Try it: Look through the entries for the string "innej" and copy every line where it shows up.
(Data for this task)
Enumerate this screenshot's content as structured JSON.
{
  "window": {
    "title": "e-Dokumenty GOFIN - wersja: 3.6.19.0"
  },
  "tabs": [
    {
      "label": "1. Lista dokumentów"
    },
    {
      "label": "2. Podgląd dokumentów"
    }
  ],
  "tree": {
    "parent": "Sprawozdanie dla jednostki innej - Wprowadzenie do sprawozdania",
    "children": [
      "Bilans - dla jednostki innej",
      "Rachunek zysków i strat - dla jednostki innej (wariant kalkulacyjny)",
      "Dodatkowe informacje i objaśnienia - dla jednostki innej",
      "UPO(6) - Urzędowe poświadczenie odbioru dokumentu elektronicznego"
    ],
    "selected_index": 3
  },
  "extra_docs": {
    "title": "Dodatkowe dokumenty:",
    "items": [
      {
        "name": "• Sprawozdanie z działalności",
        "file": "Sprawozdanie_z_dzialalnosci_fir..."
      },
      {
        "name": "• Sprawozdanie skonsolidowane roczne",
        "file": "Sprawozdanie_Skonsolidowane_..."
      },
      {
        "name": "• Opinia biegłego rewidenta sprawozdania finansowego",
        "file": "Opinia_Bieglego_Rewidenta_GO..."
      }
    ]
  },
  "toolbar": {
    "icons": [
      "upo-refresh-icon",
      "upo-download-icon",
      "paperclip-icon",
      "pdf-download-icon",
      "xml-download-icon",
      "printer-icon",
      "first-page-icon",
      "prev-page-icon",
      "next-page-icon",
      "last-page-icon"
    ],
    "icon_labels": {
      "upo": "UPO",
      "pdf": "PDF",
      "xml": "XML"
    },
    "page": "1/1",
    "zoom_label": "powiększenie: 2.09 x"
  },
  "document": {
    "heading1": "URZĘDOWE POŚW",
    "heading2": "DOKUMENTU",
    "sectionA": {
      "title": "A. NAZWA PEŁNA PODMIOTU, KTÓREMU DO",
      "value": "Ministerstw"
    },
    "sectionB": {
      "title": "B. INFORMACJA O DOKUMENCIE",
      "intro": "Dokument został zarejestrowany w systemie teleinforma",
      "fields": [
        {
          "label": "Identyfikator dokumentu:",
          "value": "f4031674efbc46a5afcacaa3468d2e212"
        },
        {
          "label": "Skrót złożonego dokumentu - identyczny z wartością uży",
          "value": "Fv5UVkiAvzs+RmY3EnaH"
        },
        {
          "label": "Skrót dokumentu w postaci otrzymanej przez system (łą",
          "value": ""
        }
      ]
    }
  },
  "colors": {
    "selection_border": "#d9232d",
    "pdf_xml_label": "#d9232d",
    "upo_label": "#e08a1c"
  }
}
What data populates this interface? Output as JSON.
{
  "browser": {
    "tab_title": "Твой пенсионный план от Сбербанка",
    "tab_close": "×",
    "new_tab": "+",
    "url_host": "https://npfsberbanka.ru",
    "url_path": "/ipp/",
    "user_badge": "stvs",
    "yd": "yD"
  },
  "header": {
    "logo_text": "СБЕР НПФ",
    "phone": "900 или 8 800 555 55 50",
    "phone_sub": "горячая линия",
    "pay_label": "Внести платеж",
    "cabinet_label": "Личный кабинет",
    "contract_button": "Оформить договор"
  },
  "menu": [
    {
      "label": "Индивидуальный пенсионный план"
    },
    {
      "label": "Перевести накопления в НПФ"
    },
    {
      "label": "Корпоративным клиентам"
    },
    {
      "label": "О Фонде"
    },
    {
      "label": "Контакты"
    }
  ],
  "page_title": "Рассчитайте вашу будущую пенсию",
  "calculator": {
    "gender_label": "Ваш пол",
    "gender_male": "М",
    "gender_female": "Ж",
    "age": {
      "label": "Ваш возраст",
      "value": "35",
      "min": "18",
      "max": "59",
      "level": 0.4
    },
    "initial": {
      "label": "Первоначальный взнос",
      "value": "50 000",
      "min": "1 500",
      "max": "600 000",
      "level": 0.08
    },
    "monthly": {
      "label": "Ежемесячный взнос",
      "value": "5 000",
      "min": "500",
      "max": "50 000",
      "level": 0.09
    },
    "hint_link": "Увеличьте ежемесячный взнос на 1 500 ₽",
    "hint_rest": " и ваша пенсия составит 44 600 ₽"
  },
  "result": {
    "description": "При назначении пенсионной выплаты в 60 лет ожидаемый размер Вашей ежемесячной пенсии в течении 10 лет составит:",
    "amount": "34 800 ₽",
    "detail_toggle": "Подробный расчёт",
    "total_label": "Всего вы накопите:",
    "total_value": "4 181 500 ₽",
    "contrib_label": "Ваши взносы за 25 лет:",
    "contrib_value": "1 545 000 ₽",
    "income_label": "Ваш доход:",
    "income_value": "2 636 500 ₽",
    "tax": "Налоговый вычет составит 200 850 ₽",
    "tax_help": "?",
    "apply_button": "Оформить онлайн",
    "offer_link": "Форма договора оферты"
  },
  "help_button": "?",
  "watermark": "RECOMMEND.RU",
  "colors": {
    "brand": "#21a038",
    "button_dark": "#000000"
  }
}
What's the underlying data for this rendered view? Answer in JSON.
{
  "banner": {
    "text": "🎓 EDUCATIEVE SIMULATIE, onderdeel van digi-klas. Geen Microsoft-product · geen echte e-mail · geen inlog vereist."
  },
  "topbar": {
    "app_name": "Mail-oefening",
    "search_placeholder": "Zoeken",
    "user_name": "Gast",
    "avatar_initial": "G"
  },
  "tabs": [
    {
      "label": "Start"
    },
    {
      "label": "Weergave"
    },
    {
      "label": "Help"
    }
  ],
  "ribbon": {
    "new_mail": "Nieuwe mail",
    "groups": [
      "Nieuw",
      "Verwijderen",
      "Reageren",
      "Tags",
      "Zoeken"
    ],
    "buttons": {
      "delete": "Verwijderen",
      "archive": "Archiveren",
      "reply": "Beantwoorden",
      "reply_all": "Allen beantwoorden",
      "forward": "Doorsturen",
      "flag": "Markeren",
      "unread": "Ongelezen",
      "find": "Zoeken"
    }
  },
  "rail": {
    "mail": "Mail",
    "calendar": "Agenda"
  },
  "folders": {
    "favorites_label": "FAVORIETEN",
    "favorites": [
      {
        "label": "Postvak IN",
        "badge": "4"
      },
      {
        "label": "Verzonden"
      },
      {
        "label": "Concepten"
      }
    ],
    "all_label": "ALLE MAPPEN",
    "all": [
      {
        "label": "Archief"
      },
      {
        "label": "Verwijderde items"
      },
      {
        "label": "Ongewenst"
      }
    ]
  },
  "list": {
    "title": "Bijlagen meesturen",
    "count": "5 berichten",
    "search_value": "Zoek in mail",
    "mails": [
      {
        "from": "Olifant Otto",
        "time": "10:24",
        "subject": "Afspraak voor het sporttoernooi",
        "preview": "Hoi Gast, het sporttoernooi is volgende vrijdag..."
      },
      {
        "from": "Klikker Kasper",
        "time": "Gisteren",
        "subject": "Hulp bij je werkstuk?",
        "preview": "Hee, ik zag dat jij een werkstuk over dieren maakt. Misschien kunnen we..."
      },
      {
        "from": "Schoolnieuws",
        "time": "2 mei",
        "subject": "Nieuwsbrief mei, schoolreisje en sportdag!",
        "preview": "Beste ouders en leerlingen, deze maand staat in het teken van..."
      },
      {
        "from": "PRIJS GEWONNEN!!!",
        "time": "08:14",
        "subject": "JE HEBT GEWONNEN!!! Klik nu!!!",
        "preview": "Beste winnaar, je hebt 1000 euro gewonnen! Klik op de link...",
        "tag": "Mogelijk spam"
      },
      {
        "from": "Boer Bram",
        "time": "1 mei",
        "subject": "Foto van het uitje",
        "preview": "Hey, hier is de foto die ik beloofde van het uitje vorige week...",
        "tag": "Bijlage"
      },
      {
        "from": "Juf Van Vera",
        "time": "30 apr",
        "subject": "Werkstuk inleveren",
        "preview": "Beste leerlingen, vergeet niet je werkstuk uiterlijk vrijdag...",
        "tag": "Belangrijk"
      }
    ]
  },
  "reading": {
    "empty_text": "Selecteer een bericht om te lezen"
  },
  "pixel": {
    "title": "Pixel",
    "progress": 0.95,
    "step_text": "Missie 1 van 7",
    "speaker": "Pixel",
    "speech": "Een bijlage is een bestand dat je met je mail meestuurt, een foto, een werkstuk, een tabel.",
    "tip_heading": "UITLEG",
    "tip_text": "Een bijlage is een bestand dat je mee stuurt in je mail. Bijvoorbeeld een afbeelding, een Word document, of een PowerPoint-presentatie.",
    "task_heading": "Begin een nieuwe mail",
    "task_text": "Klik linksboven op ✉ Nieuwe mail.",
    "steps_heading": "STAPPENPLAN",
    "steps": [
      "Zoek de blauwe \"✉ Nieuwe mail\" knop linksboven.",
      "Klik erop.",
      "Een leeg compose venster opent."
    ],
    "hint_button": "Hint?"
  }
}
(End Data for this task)
Answer to this task:
    "parent": "Sprawozdanie dla jednostki innej - Wprowadzenie do sprawozdania",
      "Bilans - dla jednostki innej",
      "Rachunek zysków i strat - dla jednostki innej (wariant kalkulacyjny)",
      "Dodatkowe informacje i objaśnienia - dla jednostki innej",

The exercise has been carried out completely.